So, as I continue to analyze 50’s music and the more I continue to hear 50 Cent, the more I realize why hip-hop has gotten a bad rap. Bluntly, honestly and unequivocally – 50 Cent is garbage. I have liked each new CD from him (and thus, G-Unit) less than the previous. I, then, do not find it odd that his album sales have continued to fall short of their predecessors. The reviews of each album seem to follow that same trend.
Now, after being disappointed with each of his last few albums, why would I want to hear the new G-Unit album you might ask?? Why would I want to write a review about it? Well, my friends, there are two reasons: Young Buck and Lloyd Banks. To me, Young Buck is what rap music is about. His music is nothing more than his feelings thrown down on paper and spit into a mic. He wears his attitude on his chest and has no caution about saying whatever he wants, whenever he wants to. He has flown under the radar for a while and I think that is part of the reason that I love his music. The same goes for Lloyd Banks. His debut CD The Hunger For More is, to me, a great CD. It produced some commercial hits, but the album was real and upfront, so I was sold. Young Buck and Lloyd Banks both have dirty, hard-hitting lyrics that go great with their dirty, hard-hitting rap style.

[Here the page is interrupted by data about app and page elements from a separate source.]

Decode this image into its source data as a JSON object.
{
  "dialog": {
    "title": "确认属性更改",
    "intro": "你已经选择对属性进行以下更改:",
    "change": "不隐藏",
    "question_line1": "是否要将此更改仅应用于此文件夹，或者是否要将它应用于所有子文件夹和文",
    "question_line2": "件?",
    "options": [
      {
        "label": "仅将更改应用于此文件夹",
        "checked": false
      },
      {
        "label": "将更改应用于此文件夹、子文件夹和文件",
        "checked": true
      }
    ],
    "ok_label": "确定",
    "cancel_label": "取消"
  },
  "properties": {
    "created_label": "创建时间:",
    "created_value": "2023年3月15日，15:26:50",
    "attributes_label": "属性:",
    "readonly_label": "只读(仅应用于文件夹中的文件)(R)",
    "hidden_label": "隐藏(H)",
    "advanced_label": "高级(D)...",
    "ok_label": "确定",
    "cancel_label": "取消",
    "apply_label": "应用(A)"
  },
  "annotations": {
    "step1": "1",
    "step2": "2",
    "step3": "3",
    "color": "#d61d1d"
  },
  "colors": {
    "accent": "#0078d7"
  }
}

So, what did I think of T.O.S? As a whole, it was garbage. In parts, it was great. The parts that were great: Lloyd Banks, Young Buck and, surprisingly, Tony Yayo. There was nothing that 50 added to benefit this record or benefit his counterparts. He continues to rap about the exact same things, with the exact same lyrics and the exact same rhyme scheme. In fact, the more and more I listen, the less and less I can decipher what album I’m actually listening to. The production of the album sounds like G-Unit, but the songs sound the same and they run together from beginning to end.

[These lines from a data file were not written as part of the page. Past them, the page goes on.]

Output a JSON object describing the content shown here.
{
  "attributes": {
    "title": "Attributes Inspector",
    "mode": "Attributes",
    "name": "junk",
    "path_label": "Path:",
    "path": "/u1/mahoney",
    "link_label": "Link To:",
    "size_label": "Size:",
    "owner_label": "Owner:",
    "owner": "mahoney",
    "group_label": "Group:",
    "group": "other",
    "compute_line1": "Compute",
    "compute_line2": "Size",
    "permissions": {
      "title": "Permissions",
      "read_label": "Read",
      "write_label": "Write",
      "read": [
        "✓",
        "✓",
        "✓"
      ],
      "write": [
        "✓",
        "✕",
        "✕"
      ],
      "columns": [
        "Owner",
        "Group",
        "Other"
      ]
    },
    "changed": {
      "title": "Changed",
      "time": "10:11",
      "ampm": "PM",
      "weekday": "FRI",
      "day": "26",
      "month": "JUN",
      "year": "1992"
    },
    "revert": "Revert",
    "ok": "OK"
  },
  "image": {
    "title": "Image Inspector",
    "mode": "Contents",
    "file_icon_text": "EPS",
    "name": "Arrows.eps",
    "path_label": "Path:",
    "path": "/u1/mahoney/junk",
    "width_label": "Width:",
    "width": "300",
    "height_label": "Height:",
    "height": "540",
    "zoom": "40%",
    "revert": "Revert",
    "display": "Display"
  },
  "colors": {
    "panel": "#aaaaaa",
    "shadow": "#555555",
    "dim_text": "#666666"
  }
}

The solitary few that stood out (and I can’t really tell why) are ‘Rider Pt. 2,’ ‘Straight Outta Southside,’ ‘Piano Man,’ and ‘I Like The Way She Do It.’ Other than that, the album was a mess of random lyrics that I found almost completely boring. The only time that I found myself paying attention was when 50 Cent wasn’t rapping, which wasn’t very often. On the album, for example, it doesn’t get much worse than the song ‘Kitty Kat’, which has some random girl saying ‘Ouch, I need cash for my kitty kat.’ Seriously. And when (or if) you listen to this album, I’m sure that you’ll catch the irony on ‘I Don’t Wanna Talk About It,’ where 50 Cent continues to rap about girls, guns, gunshots, gun shells and money, only to then hit us with the chorus ‘I Don’t Wanna Talk About It.’ If that’s the case, and he really didn’t want to talk about it, his last four albums wouldn’t have been released.

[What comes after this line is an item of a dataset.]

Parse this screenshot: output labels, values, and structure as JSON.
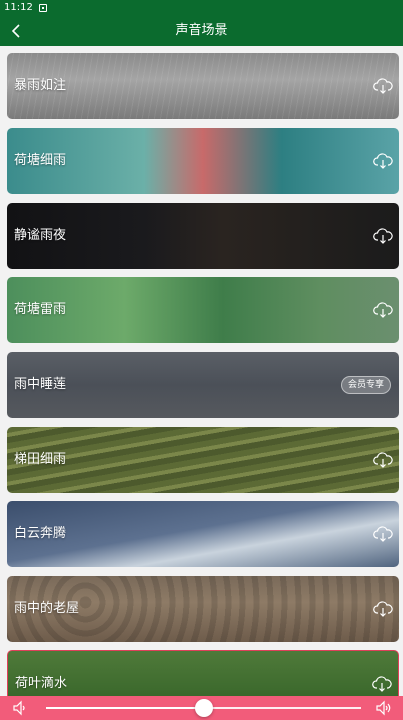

Ultimately, on this album, 50 has only done what he’s done for the last five years. He developed a sound, a style, a swagger, an image – and he has continued to push that out to the masses. He’s nothing if he’s not consistent. The problem is not that his music isn’t consistently good. It’s that it’s getting consistently worse. I think the penultimate display of that is on this G-Unit record. Personally, I can’t find enough bad things say or ways to point out how bad 50’s music continues to get, so I’ll let Young Buck sum up the possession of this album best – ‘Fuck ya clique, like Syphilis, bitch, you stuck with this.’
Recommended if you like: 50 Cent and his terrible ass, more 50 Cent, indecipherable lyrics, music about gun shots and girls, moments of greatness from Lloyd Bank and Young Buck.